Trim Account begins his career at Penny Ante Acres in Whiteford. A 10-year-old son of Private Account, Trim Account campaigned for eight years, and the stakes-placed runner retires with earnings of $132,678. Out of stakes winner and Grade 1-placed Trim Colony (by Pleasant Colony) from the family of champion and leading sire Hoist the Flag, Trim Account stands for $1,000 live foal as the property of Catherine Herbert.
Two proven stallions move to Maryland
Two stallions who moved to Maryland for the 2003 season are Smart Guy and Prussian Blue.
Smart Guy, who stood in Pennsylvania last year, earned $462,740 during a career in which he won four stakes and placed in six others. Smart Guy's biggest score came in the Grade 3 Pennsylvania Derby. He also won the Northern Dancer Stakes, Francis (Jock) Labelle Memorial Stakes, and Deputed Testamony Stakes - by a combined margin of nearly 24 lengths. By Smarten out of Royal Tali, by Talc, 7-year-old Smart Guy is a full brother to Maragold Princess.

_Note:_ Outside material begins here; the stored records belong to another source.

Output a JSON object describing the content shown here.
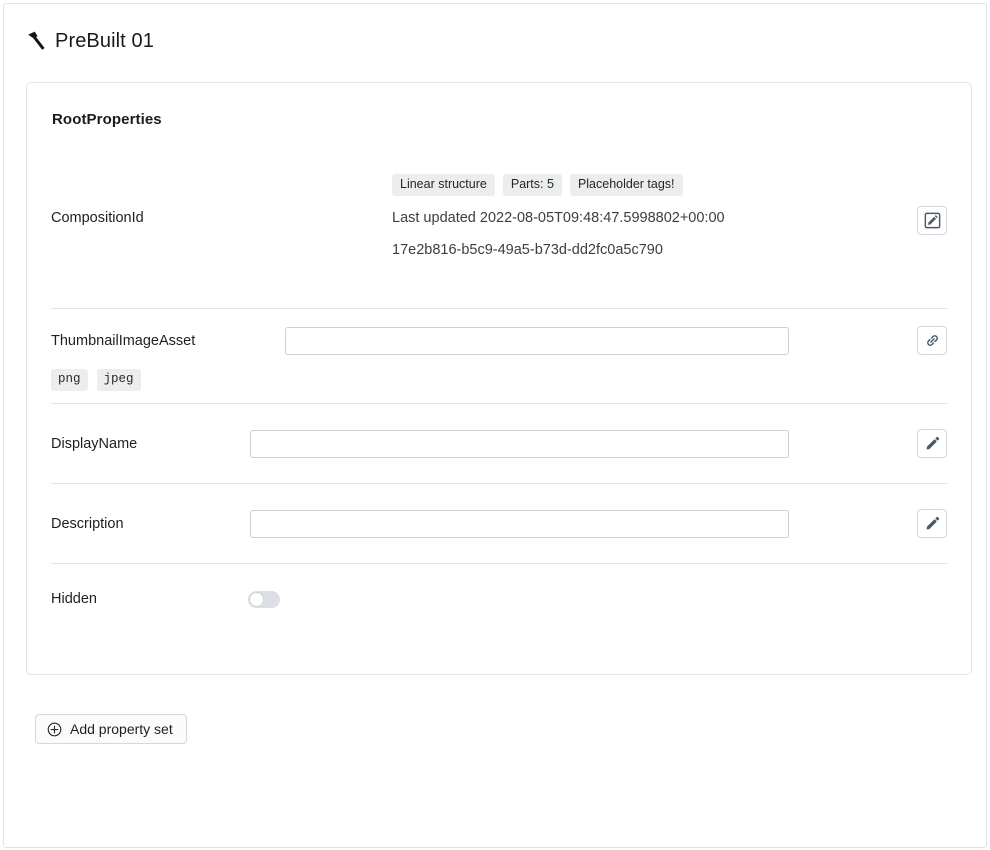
{
  "header": {
    "title": "PreBuilt 01",
    "icon": "hammer-icon"
  },
  "card": {
    "heading": "RootProperties",
    "rows": {
      "composition": {
        "label": "CompositionId",
        "tags": [
          "Linear structure",
          "Parts: 5",
          "Placeholder tags!"
        ],
        "last_updated": "Last updated 2022-08-05T09:48:47.5998802+00:00",
        "guid": "17e2b816-b5c9-49a5-b73d-dd2fc0a5c790",
        "action_icon": "pencil-square-icon"
      },
      "thumbnail": {
        "label": "ThumbnailImageAsset",
        "value": "",
        "placeholder": "",
        "format_tags": [
          "png",
          "jpeg"
        ],
        "action_icon": "link-icon"
      },
      "display_name": {
        "label": "DisplayName",
        "value": "",
        "placeholder": "",
        "action_icon": "pencil-icon"
      },
      "description": {
        "label": "Description",
        "value": "",
        "placeholder": "",
        "action_icon": "pencil-icon"
      },
      "hidden": {
        "label": "Hidden",
        "toggle_on": false
      }
    }
  },
  "footer": {
    "add_property_set_label": "Add property set",
    "add_icon": "plus-circle-icon"
  },
  "colors": {
    "text": "#1f1f1f",
    "muted_text": "#3d3d3d",
    "tag_bg": "#eceded",
    "border": "#e4e4e4",
    "input_border": "#cfcfcf",
    "icon": "#4a5a68",
    "toggle_track": "#dcdfe3"
  }
}
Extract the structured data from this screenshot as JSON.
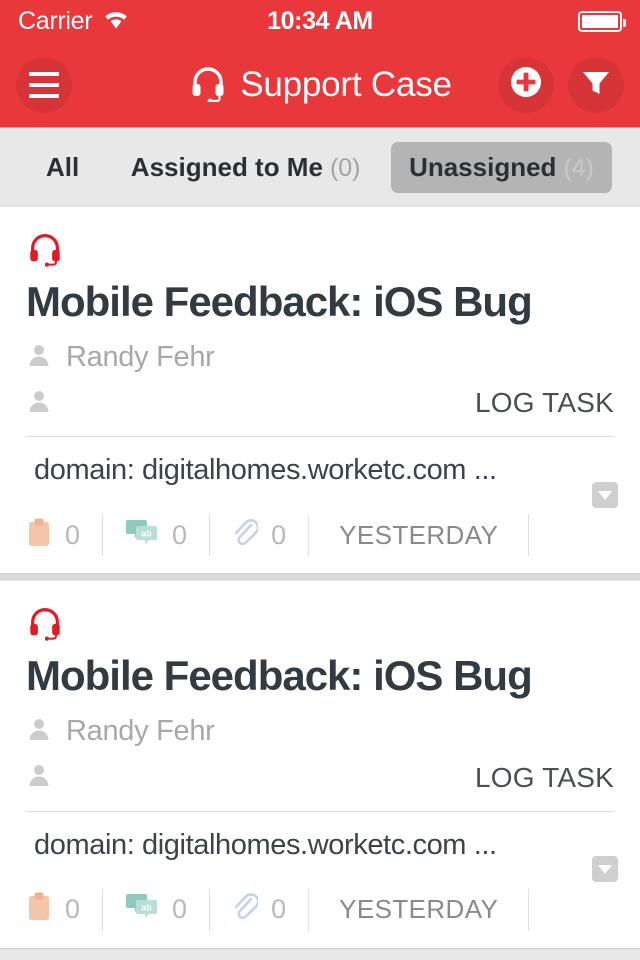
{
  "status_bar": {
    "carrier": "Carrier",
    "wifi_icon": "wifi-icon",
    "time": "10:34 AM",
    "battery_icon": "battery-full-icon"
  },
  "nav": {
    "menu_icon": "hamburger-menu-icon",
    "title_icon": "headset-icon",
    "title": "Support Case",
    "add_icon": "plus-circle-icon",
    "filter_icon": "funnel-filter-icon",
    "background_color": "#e8383c"
  },
  "tabs": [
    {
      "label": "All",
      "count": "",
      "selected": false
    },
    {
      "label": "Assigned to Me",
      "count": "(0)",
      "selected": false
    },
    {
      "label": "Unassigned",
      "count": "(4)",
      "selected": true
    }
  ],
  "cards": [
    {
      "type_icon": "headset-icon",
      "title": "Mobile Feedback: iOS Bug",
      "contact_icon": "person-icon",
      "contact_name": "Randy Fehr",
      "assignee_icon": "person-icon",
      "assignee_name": "",
      "action_label": "LOG TASK",
      "description": "domain: digitalhomes.worketc.com ...",
      "expand_icon": "chevron-down-icon",
      "stats": [
        {
          "icon": "clipboard-icon",
          "value": "0",
          "color": "#f5c5a8"
        },
        {
          "icon": "comment-ab-icon",
          "value": "0",
          "color": "#b9ded6"
        },
        {
          "icon": "paperclip-icon",
          "value": "0",
          "color": "#c3d3ea"
        }
      ],
      "date": "YESTERDAY"
    },
    {
      "type_icon": "headset-icon",
      "title": "Mobile Feedback: iOS Bug",
      "contact_icon": "person-icon",
      "contact_name": "Randy Fehr",
      "assignee_icon": "person-icon",
      "assignee_name": "",
      "action_label": "LOG TASK",
      "description": "domain: digitalhomes.worketc.com ...",
      "expand_icon": "chevron-down-icon",
      "stats": [
        {
          "icon": "clipboard-icon",
          "value": "0",
          "color": "#f5c5a8"
        },
        {
          "icon": "comment-ab-icon",
          "value": "0",
          "color": "#b9ded6"
        },
        {
          "icon": "paperclip-icon",
          "value": "0",
          "color": "#c3d3ea"
        }
      ],
      "date": "YESTERDAY"
    }
  ]
}
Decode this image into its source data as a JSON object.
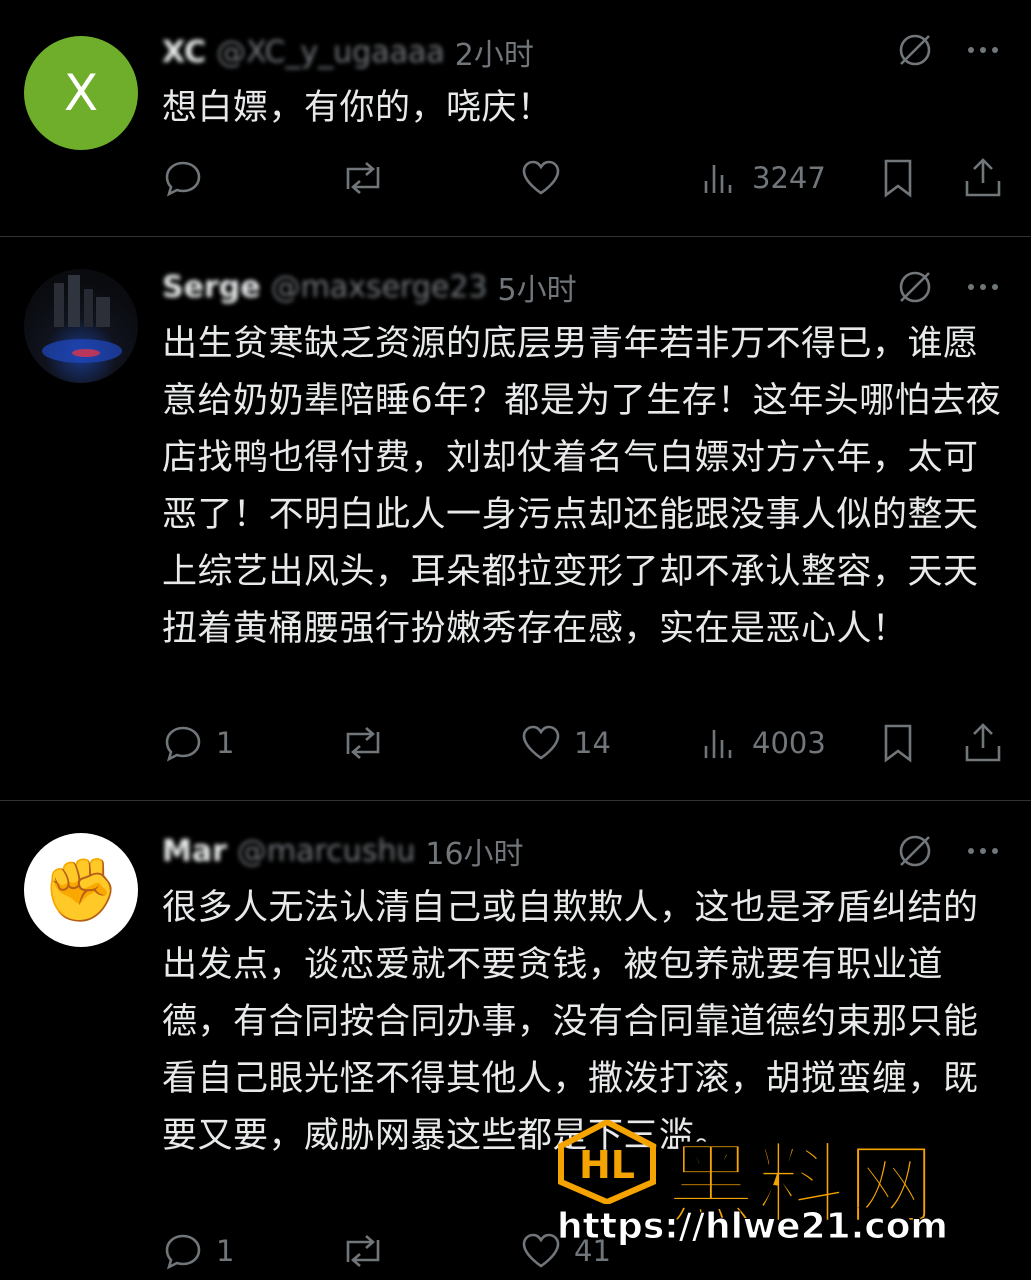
{
  "posts": [
    {
      "avatar_letter": "X",
      "name": "XC",
      "handle": "@XC_y_ugaaaa",
      "time": "2小时",
      "text": "想白嫖，有你的，哓庆！",
      "replies": "",
      "retweets": "",
      "likes": "",
      "views": "3247"
    },
    {
      "name": "Serge",
      "handle": "@maxserge23",
      "time": "5小时",
      "text": "出生贫寒缺乏资源的底层男青年若非万不得已，谁愿意给奶奶辈陪睡6年？都是为了生存！这年头哪怕去夜店找鸭也得付费，刘却仗着名气白嫖对方六年，太可恶了！不明白此人一身污点却还能跟没事人似的整天上综艺出风头，耳朵都拉变形了却不承认整容，天天扭着黄桶腰强行扮嫩秀存在感，实在是恶心人！",
      "replies": "1",
      "retweets": "",
      "likes": "14",
      "views": "4003"
    },
    {
      "avatar_emoji": "✊",
      "name": "Mar",
      "handle": "@marcushu",
      "time": "16小时",
      "text": "很多人无法认清自己或自欺欺人，这也是矛盾纠结的出发点，谈恋爱就不要贪钱，被包养就要有职业道德，有合同按合同办事，没有合同靠道德约束那只能看自己眼光怪不得其他人，撒泼打滚，胡搅蛮缠，既要又要，威胁网暴这些都是下三滥。",
      "replies": "1",
      "retweets": "",
      "likes": "41",
      "views": ""
    }
  ],
  "watermark": {
    "title": "黑料网",
    "url": "https://hlwe21.com"
  },
  "icons": {
    "grok": "grok-icon",
    "more": "more-icon",
    "reply": "reply-icon",
    "retweet": "retweet-icon",
    "like": "like-icon",
    "views": "views-icon",
    "bookmark": "bookmark-icon",
    "share": "share-icon"
  },
  "colors": {
    "background": "#000000",
    "text": "#e7e9ea",
    "muted": "#71767b",
    "avatar_green": "#6fae2b",
    "watermark": "#f5a300"
  }
}
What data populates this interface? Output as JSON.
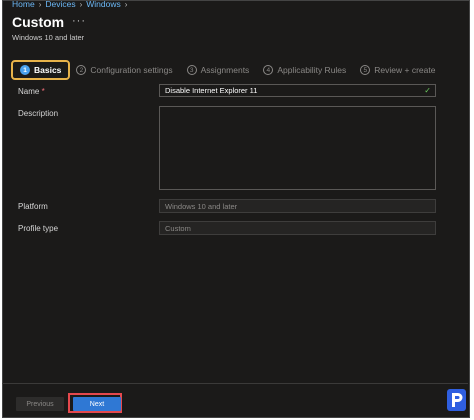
{
  "breadcrumb": {
    "items": [
      "Home",
      "Devices",
      "Windows"
    ]
  },
  "header": {
    "title": "Custom",
    "more_label": "···",
    "subtitle": "Windows 10 and later"
  },
  "steps": [
    {
      "num": "1",
      "label": "Basics"
    },
    {
      "num": "2",
      "label": "Configuration settings"
    },
    {
      "num": "3",
      "label": "Assignments"
    },
    {
      "num": "4",
      "label": "Applicability Rules"
    },
    {
      "num": "5",
      "label": "Review + create"
    }
  ],
  "form": {
    "name_label": "Name",
    "required_mark": "*",
    "name_value": "Disable Internet Explorer 11",
    "description_label": "Description",
    "description_value": "",
    "platform_label": "Platform",
    "platform_value": "Windows 10 and later",
    "profile_type_label": "Profile type",
    "profile_type_value": "Custom"
  },
  "footer": {
    "previous_label": "Previous",
    "next_label": "Next"
  },
  "colors": {
    "accent": "#2f78d4",
    "highlight_active_step": "#e8b34a",
    "highlight_next": "#e5484d",
    "link": "#6cb8f6"
  }
}
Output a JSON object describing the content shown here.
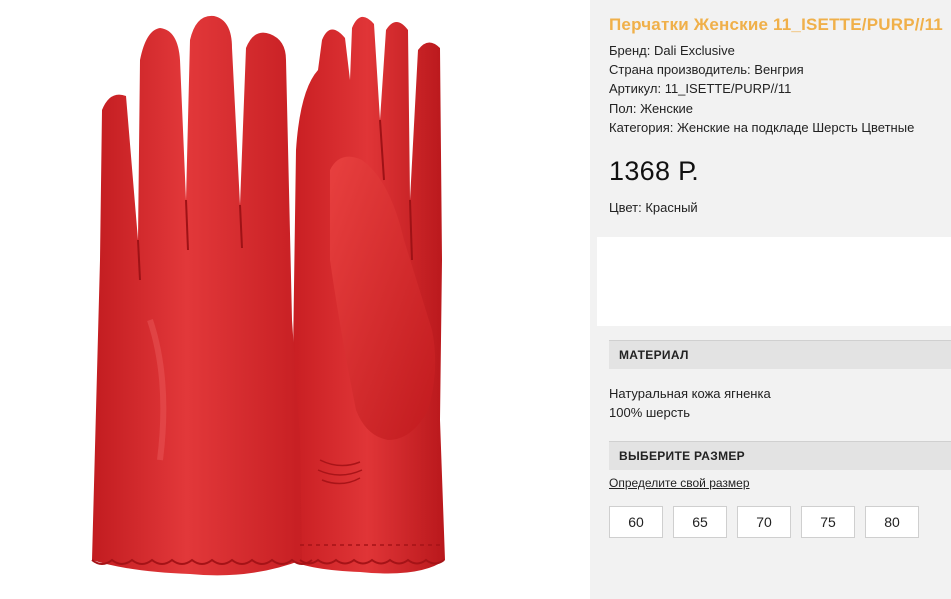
{
  "product": {
    "title": "Перчатки Женские 11_ISETTE/PURP//11",
    "specs": [
      "Бренд: Dali Exclusive",
      "Страна производитель: Венгрия",
      "Артикул: 11_ISETTE/PURP//11",
      "Пол: Женские",
      "Категория: Женские на подкладе Шерсть Цветные"
    ],
    "price": "1368 Р.",
    "color": "Цвет: Красный",
    "image_alt": "red-leather-gloves-photo",
    "accent_color": "#f0b04a",
    "glove_color": "#d8262a"
  },
  "material": {
    "header": "МАТЕРИАЛ",
    "lines": [
      "Натуральная кожа ягненка",
      "100% шерсть"
    ]
  },
  "size": {
    "header": "ВЫБЕРИТЕ РАЗМЕР",
    "link": "Определите свой размер",
    "options": [
      "60",
      "65",
      "70",
      "75",
      "80"
    ]
  }
}
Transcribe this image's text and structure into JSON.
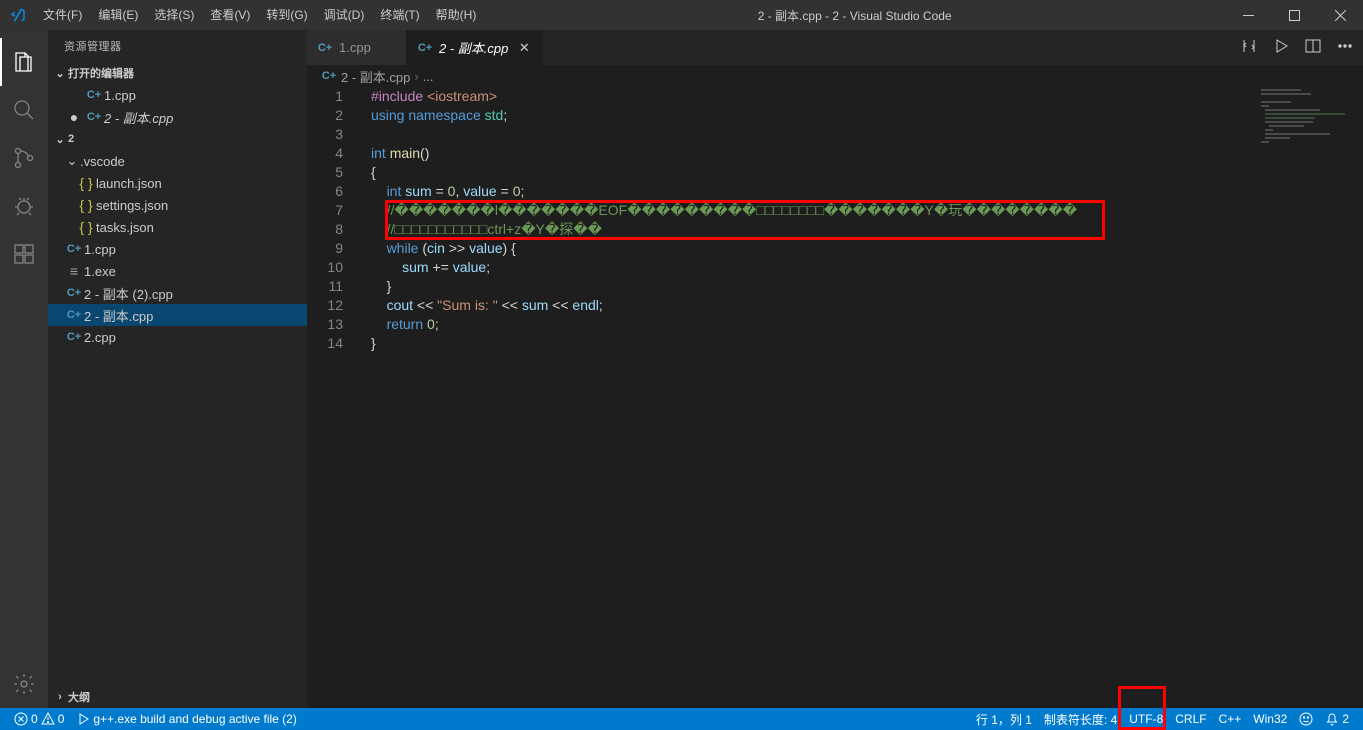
{
  "window": {
    "title": "2 - 副本.cpp - 2 - Visual Studio Code"
  },
  "menu": {
    "file": "文件(F)",
    "edit": "编辑(E)",
    "select": "选择(S)",
    "view": "查看(V)",
    "goto": "转到(G)",
    "debug": "调试(D)",
    "terminal": "终端(T)",
    "help": "帮助(H)"
  },
  "sidebar": {
    "title": "资源管理器",
    "sections": {
      "open_editors": "打开的编辑器",
      "workspace": "2",
      "outline": "大纲"
    },
    "open_editors": [
      {
        "label": "1.cpp",
        "modified": false
      },
      {
        "label": "2 - 副本.cpp",
        "modified": true
      }
    ],
    "tree": {
      "vscode_folder": ".vscode",
      "launch": "launch.json",
      "settings": "settings.json",
      "tasks": "tasks.json",
      "f1cpp": "1.cpp",
      "f1exe": "1.exe",
      "f2copy2": "2 - 副本 (2).cpp",
      "f2copy": "2 - 副本.cpp",
      "f2cpp": "2.cpp"
    }
  },
  "tabs": [
    {
      "label": "1.cpp",
      "active": false
    },
    {
      "label": "2 - 副本.cpp",
      "active": true
    }
  ],
  "breadcrumb": {
    "file": "2 - 副本.cpp",
    "sep": "›",
    "more": "..."
  },
  "code": {
    "lines": [
      "1",
      "2",
      "3",
      "4",
      "5",
      "6",
      "7",
      "8",
      "9",
      "10",
      "11",
      "12",
      "13",
      "14"
    ],
    "l1_macro": "#include",
    "l1_inc": "<iostream>",
    "l2_using": "using",
    "l2_ns": "namespace",
    "l2_std": "std",
    "l4_int": "int",
    "l4_main": "main",
    "l6_int": "int",
    "l6_sum": "sum",
    "l6_eq": "=",
    "l6_z1": "0",
    "l6_value": "value",
    "l6_z2": "0",
    "l7_comment": "//�������l�������EOF���������□□□□□□□□�������Y�玩��������",
    "l8_comment": "//□□□□□□□□□□□ctrl+z�Y�探��",
    "l9_while": "while",
    "l9_cin": "cin",
    "l9_op": ">>",
    "l9_value": "value",
    "l10_sum": "sum",
    "l10_op": "+=",
    "l10_value": "value",
    "l12_cout": "cout",
    "l12_op1": "<<",
    "l12_str": "\"Sum is: \"",
    "l12_sum": "sum",
    "l12_endl": "endl",
    "l13_return": "return",
    "l13_zero": "0"
  },
  "status": {
    "errors": "0",
    "warnings": "0",
    "build": "g++.exe build and debug active file (2)",
    "pos": "行 1，列 1",
    "tabsize": "制表符长度: 4",
    "encoding": "UTF-8",
    "eol": "CRLF",
    "lang": "C++",
    "os": "Win32",
    "notif": "2"
  }
}
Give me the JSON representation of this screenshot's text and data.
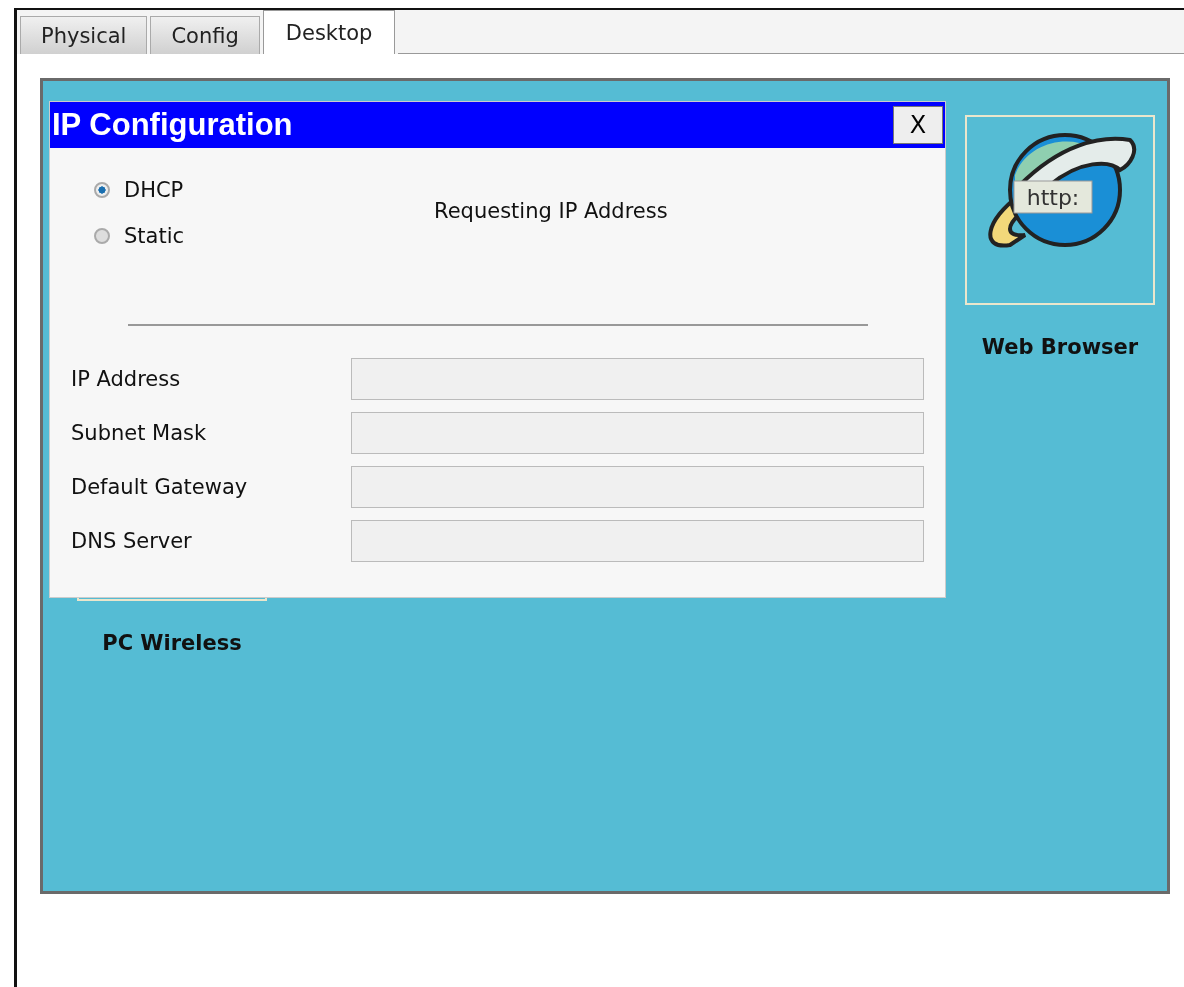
{
  "tabs": [
    {
      "label": "Physical",
      "selected": false
    },
    {
      "label": "Config",
      "selected": false
    },
    {
      "label": "Desktop",
      "selected": true
    }
  ],
  "desktop": {
    "apps": [
      {
        "label": "Web Browser",
        "kind": "browser",
        "icon_text": "http:"
      },
      {
        "label": "PC Wireless",
        "kind": "hidden"
      }
    ]
  },
  "dialog": {
    "title": "IP Configuration",
    "close": "X",
    "modes": [
      {
        "label": "DHCP",
        "selected": true
      },
      {
        "label": "Static",
        "selected": false
      }
    ],
    "status": "Requesting IP Address",
    "fields": [
      {
        "label": "IP Address"
      },
      {
        "label": "Subnet Mask"
      },
      {
        "label": "Default Gateway"
      },
      {
        "label": "DNS Server"
      }
    ]
  }
}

He stands for $1,500 live foal at Conowingo Lake Farm in Conowingo as the property of David M. Malatesta.
Prussian Blue, a graded stakes winner of $225,341, stands at Glasgow Farm in Millington after standing in North Carolina last year.
Winner of Santa Anita's Grade 2 Carleton F. Burke Handicap and a stakes winner in France, Prussian Blue earned $225,341. An 11-year-old son of Polish Navy, Prussian Blue is out of Lit'l Rose, who is also the dam of stakes winner Handsome Hunk. Owned by Tamarack Hill Farm Inc., Prussian Blue stands for $1,000 live foal.